The average American adult is quite a busy individual. Within the hours in a single day, we must work, eat/cook about 3 meals, take care of children/pets, workout, sleep, and somehow find time to do give our brain and body a moment to unwind. All this if we want to maintain our “sanity”. Our way of living takes up a lot of time. So, when we get sick or injured, the last thing we want to do or can even afford is to take time out of our busy schedules to tend to our body. This is especially true when we have financial obligations, some that may be more difficult to meet given this year’s unforeseen changes. Because of this, we look for what we call “the quick fix”, something that will take your pain away (even if it is temporary) and allow you to get through the day to complete your responsibilities.
We expect to go to the medical doctor and be prescribed some time of pharmaceutical that will make the pain and inflammation go away.

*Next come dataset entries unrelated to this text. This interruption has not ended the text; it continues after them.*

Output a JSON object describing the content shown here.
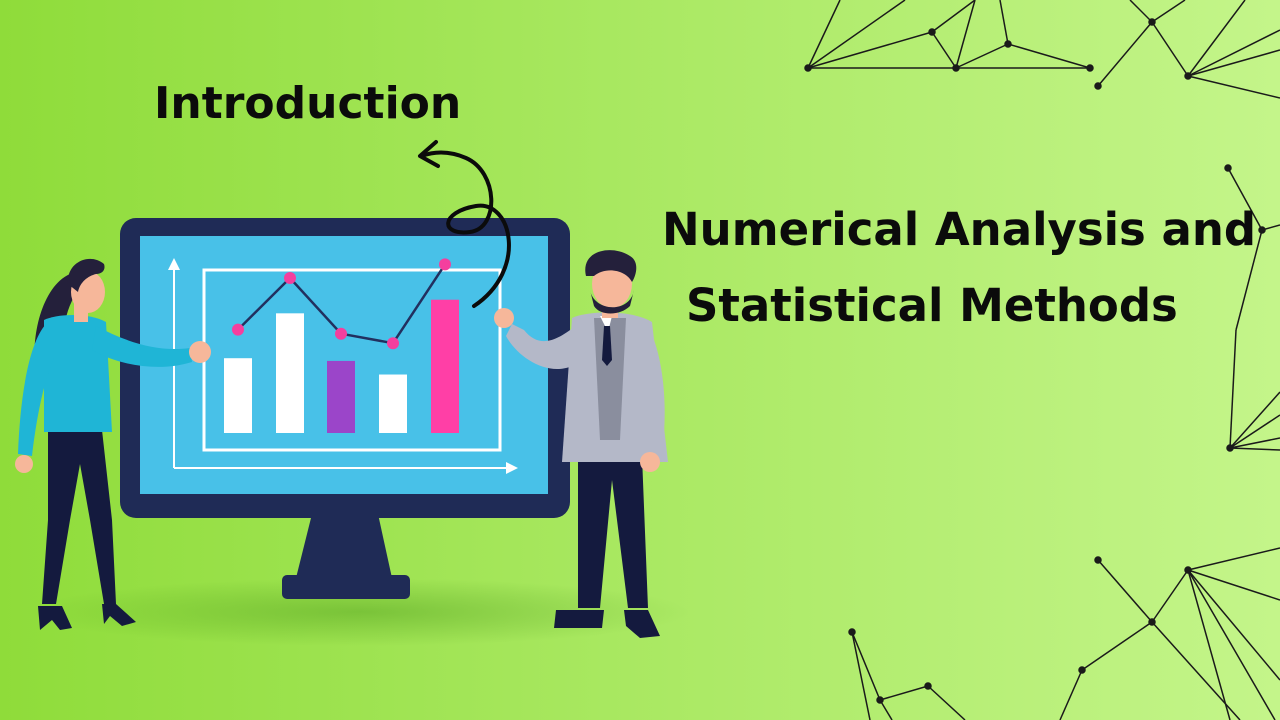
{
  "intro_title": "Introduction",
  "main_title": {
    "line_1": "Numerical Analysis and",
    "line_2": "Statistical Methods"
  },
  "colors": {
    "background_left": "#8fdc3a",
    "background_right": "#c4f58a",
    "monitor_frame": "#1f2b56",
    "monitor_screen": "#48c1e8",
    "bar_white": "#ffffff",
    "bar_purple": "#9b45c9",
    "bar_pink": "#ff3fa6",
    "chart_line": "#22305f",
    "chart_dot": "#f43f9e",
    "woman_top": "#1fb5d6",
    "man_jacket": "#b4b8c8",
    "figure_dark": "#141a3e",
    "skin": "#f6b79a",
    "hair": "#24203b",
    "network_line": "#1a1a1a",
    "title_text": "#0b0b0b"
  },
  "chart_data": {
    "type": "bar",
    "categories": [],
    "values": [
      0.55,
      0.88,
      0.53,
      0.43,
      0.98
    ],
    "line_values": [
      0.76,
      1.14,
      0.73,
      0.66,
      1.24
    ],
    "bar_colors": [
      "#ffffff",
      "#ffffff",
      "#9b45c9",
      "#ffffff",
      "#ff3fa6"
    ],
    "line_color": "#22305f",
    "dot_color": "#f43f9e",
    "title": "",
    "xlabel": "",
    "ylabel": "",
    "ylim": [
      0,
      1.3
    ],
    "grid": false
  }
}
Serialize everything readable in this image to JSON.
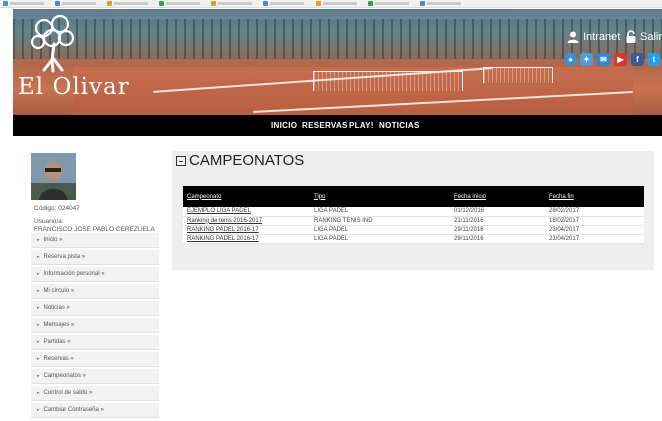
{
  "header": {
    "logo_text": "El Olivar",
    "intranet_label": "Intranet",
    "logout_label": "Salir",
    "social_icons": [
      "app-icon",
      "maps-icon",
      "mail-icon",
      "youtube-icon",
      "facebook-icon",
      "twitter-icon"
    ]
  },
  "nav": {
    "items": [
      "INICIO",
      "RESERVAS",
      "PLAY!",
      "NOTICIAS"
    ]
  },
  "sidebar": {
    "code": "Código: 024047",
    "user_label": "Usuario/a:",
    "user_name": "FRANCISCO JOSE PABLO CEREZUELA",
    "menu": [
      "Inicio »",
      "Reserva pista »",
      "Información personal »",
      "Mi círculo »",
      "Noticias »",
      "Mensajes »",
      "Partidas »",
      "Reservas »",
      "Campeonatos »",
      "Control de saldo »",
      "Cambiar Contraseña »"
    ]
  },
  "main": {
    "title": "CAMPEONATOS",
    "columns": [
      "Campeonato",
      "Tipo",
      "Fecha inicio",
      "Fecha fin"
    ],
    "rows": [
      [
        "EJEMPLO LIGA PADEL",
        "LIGA PADEL",
        "01/12/2016",
        "28/02/2017"
      ],
      [
        "Ranking de tenis 2016-2017",
        "RANKING TENIS IND",
        "21/11/2016",
        "18/02/2017"
      ],
      [
        "RANKING PADEL 2016-17",
        "LIGA PADEL",
        "29/11/2016",
        "23/04/2017"
      ],
      [
        "RANKING PADEL 2016-17",
        "LIGA PADEL",
        "29/11/2016",
        "23/04/2017"
      ]
    ]
  },
  "colors": {
    "navbar": "#000000",
    "table_header": "#000000",
    "panel_bg": "#eeeeee"
  }
}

Or we agree to receive a cortisone injection or some other type of epidural in hopes that it will do the trick and let you quickly get back to your life. Why do we think this way? Yes, we are an advanced species, but we are not invincible. If we get injured, the only way we will make a full recovery is if we dedicate time and effort to ourselves, just like we dedicate time and effort to our careers and our family members.
The quick fix method is temporary and does not actually heal anything. It is like putting a band-aid over a broken bone, can you imagine that helping at all? The worst problem with it is that we become reliant on it to keep us going even to just make it through the day. And we abuse of this method for as long as we can until many a times, we end up pushing it too far. We then get to a point where our pain becomes chronic and the doctor ends up telling you that the only way to get rid of the pain is to do surgery – a treatment that now definitely warrants you taking time off from your life to recover. All the while, this could have been avoided if we would have just properly addressed the injury/pain from the beginning. And yes, by properly addressing the injury I mean putting in the work and attending physical therapy or changing your diet and/or lifestyle (dependent on what the injury is and what the professionals recommend).
Our bodies need time and guidance to heal properly. In a previous post we talked about tissue healing rates and how inflammation is a good thing, and our bodies need it to initiate the healing process. So, if we only take anti-inflammatory medication and push through the pain, we are making matters worse and doing our bodies a disservice. So, when your physical therapist tells you it’ll take about 6 week to get you back up to normal function with 2 sessions a week and a home exercise program to perform all other days, commit to it. We don’t prescribe this because we enjoy torturing you, we do it because we understand the bodies healing needs and want to help you make a full recovery.
I know time is of the essence and we all have very little of it to spare. But we need to make our bodies a priority because without them, all the other responsibilities we stress about will never get done.
And then think of what would happen?
By Jennifer Santamaria PT, DPT